### REQUIREMENT
In the listing below, which lines contain the string "Upload"? Copy them all.

### EXTRACTED INFORMATION
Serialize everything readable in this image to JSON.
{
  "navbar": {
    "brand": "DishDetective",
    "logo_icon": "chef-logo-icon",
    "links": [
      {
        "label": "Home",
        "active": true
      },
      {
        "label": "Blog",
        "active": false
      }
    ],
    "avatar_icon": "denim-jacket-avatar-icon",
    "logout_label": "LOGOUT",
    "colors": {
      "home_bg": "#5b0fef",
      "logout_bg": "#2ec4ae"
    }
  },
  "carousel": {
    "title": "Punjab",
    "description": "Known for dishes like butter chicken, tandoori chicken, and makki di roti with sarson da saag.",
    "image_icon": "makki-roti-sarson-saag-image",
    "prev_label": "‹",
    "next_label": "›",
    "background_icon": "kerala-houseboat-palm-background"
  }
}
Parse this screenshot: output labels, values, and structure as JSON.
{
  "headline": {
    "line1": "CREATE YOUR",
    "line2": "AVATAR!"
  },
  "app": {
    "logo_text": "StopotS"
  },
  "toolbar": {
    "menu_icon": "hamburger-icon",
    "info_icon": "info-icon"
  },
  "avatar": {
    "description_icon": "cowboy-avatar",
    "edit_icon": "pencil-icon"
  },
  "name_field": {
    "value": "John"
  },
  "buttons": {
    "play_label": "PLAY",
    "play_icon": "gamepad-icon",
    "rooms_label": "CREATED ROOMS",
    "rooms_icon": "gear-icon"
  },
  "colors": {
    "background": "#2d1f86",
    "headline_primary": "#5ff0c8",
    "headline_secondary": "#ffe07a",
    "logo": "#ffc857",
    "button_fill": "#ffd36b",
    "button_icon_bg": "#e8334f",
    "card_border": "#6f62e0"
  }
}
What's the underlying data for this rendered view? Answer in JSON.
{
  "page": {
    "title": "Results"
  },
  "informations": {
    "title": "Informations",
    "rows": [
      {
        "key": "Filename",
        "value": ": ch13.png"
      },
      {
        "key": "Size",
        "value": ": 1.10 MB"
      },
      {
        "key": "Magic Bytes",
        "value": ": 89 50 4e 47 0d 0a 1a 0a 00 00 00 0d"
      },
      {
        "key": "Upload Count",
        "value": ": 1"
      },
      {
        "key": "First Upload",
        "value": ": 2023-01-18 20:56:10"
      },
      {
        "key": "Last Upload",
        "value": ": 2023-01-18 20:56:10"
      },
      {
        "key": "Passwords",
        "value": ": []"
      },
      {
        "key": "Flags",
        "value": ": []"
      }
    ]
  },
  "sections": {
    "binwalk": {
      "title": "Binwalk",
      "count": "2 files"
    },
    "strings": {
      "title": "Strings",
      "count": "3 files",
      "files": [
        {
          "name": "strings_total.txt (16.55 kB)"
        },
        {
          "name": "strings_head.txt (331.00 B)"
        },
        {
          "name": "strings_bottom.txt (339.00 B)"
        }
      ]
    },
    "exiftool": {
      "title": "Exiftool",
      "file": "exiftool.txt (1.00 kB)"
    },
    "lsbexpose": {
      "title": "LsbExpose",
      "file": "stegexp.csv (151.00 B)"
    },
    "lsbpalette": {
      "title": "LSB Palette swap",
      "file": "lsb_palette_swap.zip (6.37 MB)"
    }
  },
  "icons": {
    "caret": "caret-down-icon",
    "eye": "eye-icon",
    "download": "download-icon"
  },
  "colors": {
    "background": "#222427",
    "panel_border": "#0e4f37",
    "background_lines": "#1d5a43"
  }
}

### RESPONSE AREA
        "key": "Upload Count",
        "key": "First Upload",
        "key": "Last Upload",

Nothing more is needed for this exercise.